Live Gold Price

£ %
$ %
£ $

LAWRIE WILLIAMS: Markets finding it tough to find their feet

We are in a bit of no-man’s land as far as global markets are concerned.  After a decent rise the dollar index is falling again and gold is up quite sharply.  Equity markets don’t seem to know which way to turn after confidence was shattered by some massive falls a couple of weeks ago although seem to be resuming their prior upward path, as is bitcoin which is again knocking on the $10,000 level – but still nearly 50% below its peak.

We suspect U.S. equities, which may be the key, are receiving some gentle support from the powers-that-be, who do not want to see the massive falls in the Dow and the S&P repeated as this suggests lack of confidence in U.S growth.  The Trump Administration has been keen to take credit for the massive rises in U.S. stock prices – even though these have, in reality, been a continuation of the big upturn presided over by his Presidential predecessor.  The fall in the dollar index may, or may not, be due to Fed intervention, but there has been enough comment from the Administration that a weaker dollar is helpful to U.S. growth for it to smack of behind-the-scenes policy with the recent dollar recovery fairly rapidly curtailed.
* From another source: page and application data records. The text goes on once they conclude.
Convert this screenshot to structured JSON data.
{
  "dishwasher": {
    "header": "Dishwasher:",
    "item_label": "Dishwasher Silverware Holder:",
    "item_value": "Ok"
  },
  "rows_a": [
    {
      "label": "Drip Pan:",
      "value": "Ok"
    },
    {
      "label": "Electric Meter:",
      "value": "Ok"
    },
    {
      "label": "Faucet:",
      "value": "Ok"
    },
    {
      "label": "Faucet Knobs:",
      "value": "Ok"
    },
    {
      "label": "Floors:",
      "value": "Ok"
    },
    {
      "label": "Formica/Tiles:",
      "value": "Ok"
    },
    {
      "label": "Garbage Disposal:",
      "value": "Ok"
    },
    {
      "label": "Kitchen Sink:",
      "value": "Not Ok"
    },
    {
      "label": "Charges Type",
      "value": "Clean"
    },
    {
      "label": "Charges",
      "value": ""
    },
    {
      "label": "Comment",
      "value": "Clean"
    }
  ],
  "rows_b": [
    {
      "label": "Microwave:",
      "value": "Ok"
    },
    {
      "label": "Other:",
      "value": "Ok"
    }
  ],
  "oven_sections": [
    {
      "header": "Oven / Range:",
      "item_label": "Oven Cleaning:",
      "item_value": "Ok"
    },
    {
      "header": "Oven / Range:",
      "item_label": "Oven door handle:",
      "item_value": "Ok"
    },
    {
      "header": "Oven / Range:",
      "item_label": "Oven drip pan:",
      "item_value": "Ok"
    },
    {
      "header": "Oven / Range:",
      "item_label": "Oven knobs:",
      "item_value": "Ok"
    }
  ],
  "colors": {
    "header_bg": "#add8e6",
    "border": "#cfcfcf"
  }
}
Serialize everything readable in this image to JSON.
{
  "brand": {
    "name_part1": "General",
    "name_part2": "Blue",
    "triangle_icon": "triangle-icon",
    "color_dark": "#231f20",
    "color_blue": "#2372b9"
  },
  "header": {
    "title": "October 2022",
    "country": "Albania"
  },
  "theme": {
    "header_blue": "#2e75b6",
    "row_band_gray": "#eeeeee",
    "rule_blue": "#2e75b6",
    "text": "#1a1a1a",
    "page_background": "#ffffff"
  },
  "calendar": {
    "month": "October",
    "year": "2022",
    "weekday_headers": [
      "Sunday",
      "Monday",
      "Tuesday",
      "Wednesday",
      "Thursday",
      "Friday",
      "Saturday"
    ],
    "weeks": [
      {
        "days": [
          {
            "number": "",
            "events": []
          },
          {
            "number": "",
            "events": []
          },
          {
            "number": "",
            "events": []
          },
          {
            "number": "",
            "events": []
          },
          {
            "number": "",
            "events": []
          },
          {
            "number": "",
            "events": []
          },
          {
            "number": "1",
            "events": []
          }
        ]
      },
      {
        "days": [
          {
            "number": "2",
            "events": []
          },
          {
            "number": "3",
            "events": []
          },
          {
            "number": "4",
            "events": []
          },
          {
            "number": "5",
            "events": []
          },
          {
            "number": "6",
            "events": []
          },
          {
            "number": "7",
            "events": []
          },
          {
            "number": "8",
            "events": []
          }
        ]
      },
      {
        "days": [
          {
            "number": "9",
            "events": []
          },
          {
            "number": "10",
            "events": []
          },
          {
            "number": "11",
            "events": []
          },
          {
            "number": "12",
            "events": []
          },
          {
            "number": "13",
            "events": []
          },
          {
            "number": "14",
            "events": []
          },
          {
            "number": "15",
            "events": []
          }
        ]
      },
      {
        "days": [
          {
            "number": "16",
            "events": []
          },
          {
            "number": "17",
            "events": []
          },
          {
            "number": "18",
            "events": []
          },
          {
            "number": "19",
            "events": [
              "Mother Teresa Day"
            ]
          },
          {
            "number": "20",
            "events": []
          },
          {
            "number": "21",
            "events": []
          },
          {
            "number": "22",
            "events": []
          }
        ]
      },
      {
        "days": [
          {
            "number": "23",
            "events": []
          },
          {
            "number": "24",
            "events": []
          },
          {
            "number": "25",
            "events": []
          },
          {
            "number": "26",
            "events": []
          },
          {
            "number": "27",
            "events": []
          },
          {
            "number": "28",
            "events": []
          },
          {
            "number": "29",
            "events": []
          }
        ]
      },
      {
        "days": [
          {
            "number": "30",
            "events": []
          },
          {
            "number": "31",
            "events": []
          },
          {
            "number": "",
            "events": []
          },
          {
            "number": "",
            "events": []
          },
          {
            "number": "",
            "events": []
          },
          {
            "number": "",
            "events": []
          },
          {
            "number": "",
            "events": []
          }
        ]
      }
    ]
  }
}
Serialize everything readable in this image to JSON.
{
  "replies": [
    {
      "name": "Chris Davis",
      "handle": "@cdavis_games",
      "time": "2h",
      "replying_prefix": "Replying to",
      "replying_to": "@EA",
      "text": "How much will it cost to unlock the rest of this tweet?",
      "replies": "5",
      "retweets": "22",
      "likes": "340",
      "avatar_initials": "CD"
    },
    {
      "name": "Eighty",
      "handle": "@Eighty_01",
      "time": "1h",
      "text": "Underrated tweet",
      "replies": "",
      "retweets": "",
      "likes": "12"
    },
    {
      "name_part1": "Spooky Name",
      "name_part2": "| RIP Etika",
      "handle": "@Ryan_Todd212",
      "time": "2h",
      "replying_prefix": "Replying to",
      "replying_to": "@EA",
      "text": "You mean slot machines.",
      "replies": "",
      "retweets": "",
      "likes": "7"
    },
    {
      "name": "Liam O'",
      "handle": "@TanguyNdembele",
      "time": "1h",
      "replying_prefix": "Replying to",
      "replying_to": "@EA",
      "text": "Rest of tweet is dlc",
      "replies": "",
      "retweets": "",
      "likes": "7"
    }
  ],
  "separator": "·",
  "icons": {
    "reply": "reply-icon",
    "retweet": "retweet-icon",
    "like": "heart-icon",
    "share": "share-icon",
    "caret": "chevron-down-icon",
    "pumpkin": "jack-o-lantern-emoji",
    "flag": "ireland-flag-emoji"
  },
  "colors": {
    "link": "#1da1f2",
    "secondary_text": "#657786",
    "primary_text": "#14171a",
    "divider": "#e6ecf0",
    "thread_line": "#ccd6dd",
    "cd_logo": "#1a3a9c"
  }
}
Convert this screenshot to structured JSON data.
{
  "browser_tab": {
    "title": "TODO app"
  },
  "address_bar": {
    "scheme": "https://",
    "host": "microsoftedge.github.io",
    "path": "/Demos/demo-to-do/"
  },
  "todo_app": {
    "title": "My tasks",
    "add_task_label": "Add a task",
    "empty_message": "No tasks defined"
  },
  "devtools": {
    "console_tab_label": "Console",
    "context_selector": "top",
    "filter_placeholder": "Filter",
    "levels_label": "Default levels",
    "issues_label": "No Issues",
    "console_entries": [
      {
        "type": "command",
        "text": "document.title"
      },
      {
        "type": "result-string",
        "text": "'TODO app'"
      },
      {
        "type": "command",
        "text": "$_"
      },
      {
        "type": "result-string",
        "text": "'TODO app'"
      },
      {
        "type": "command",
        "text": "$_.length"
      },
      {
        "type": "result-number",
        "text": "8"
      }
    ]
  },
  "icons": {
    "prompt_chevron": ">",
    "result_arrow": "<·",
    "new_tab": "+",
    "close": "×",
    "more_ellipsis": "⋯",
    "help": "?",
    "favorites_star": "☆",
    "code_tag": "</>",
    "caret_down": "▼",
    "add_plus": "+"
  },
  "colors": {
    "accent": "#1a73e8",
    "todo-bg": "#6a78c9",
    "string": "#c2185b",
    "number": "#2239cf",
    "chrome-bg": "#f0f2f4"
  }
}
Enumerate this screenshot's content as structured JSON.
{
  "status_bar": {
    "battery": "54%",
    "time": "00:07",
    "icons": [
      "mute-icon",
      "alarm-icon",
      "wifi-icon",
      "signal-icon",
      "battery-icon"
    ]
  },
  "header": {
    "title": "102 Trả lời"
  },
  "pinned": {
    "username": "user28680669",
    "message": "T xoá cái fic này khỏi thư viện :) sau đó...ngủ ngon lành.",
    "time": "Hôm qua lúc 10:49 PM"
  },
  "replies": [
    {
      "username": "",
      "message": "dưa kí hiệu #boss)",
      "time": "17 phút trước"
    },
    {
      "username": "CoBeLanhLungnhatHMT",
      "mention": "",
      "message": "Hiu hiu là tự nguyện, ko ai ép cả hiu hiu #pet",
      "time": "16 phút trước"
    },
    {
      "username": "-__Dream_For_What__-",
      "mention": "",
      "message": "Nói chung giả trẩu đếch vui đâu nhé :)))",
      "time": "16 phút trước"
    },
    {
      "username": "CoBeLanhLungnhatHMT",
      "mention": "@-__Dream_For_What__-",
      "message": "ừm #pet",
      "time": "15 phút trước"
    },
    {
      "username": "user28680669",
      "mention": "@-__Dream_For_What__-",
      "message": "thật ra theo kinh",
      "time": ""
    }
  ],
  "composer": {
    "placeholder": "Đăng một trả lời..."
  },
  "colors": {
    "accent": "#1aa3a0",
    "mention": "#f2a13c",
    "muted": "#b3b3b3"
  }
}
After seemingly years of continuing rises with the S&P 500 breaking record after record, on an almost daily basis, a degree of high volatility has returned to the equities markets.  They thus could move either way quite rapidly.  If the  now Jerome Powell-led Fed raises interest rates again at next month’s FOMC meeting (due March 20-21),as had been widely expected, that could lead to a further equities market downturn, particularly if the subsequent statement on the state of the U.S. economy and likely Fed path suggests a continuation of interest rate rises through the year.  Gold may be impacted initially if the dollar index rises on interest rate hike news, but this will largely have been taken into account by the markets, and any gold price fall is likely to be shortlived.

Meanwhile U.S. inflation fears have pushed the gold price back up to its recent peaks –indeed it breached $1,360 overnight and headed through this level in this morning’s trading before pulling back a little.  This puts the gold price in something of a dichotomy.  U.S. inflation suggests rising interest rates – seen as bad for gold – but people also see gold as an inflation protector which is somewhat positive.  With the dollar seemingly set on a resumed downwards path again, despite the prospect of interest rate rises ahead, gold is seeing the benefits – in U.S. dollar terms at least but it is vulnerable to the occasional sharp decline – or further rises – as positive or negative U.S. economic data is released.

How about silver?  This has remained stubbornly below $17 an ounce with the Gold:Silver Ratio currently sitting at above 80.  We suspect silver will have its day, but not yet perhaps.  It remains securely under the control of the futures markets and the big banks – notably JP Morgan – which reportedly holds an enormous silver inventory for its clients and on its own account while having the biggest silver short position on COMEX at the same time.  Ultimately it will no doubt allow the silver price to rise and see huge gains, but the timing of such a move remains obscure.

But meanwhile beware the bounce in equities and bitcoin.  Indreased volatility could see them turn down again equally sharply.  History shows that major market collapses are usually accompanied by temporaru upwards recoveries sucking in the unwary investor who thinks the worst may be over.  It usually isn't!

16 Feb 2018

About the author

Lawrence Williams

Lawrence (Lawrie) Williams is a well known London-based writer and commentator on financial and political subjects, but specialising in precious metals news and commentary. He is a qualified and experienced mining engineer having graduated in mining engineering from The Royal School of Mines, a constituent college of Imperial College, London – recently described as the World’s No. 2 University (after MIT).


EU Cookie Law

We have placed cookies on your computer to help make this website better. We use a Google Analytics script which sets cookies. More details can be found in our privacy policy.

Click here to agree to terms and view site   >>>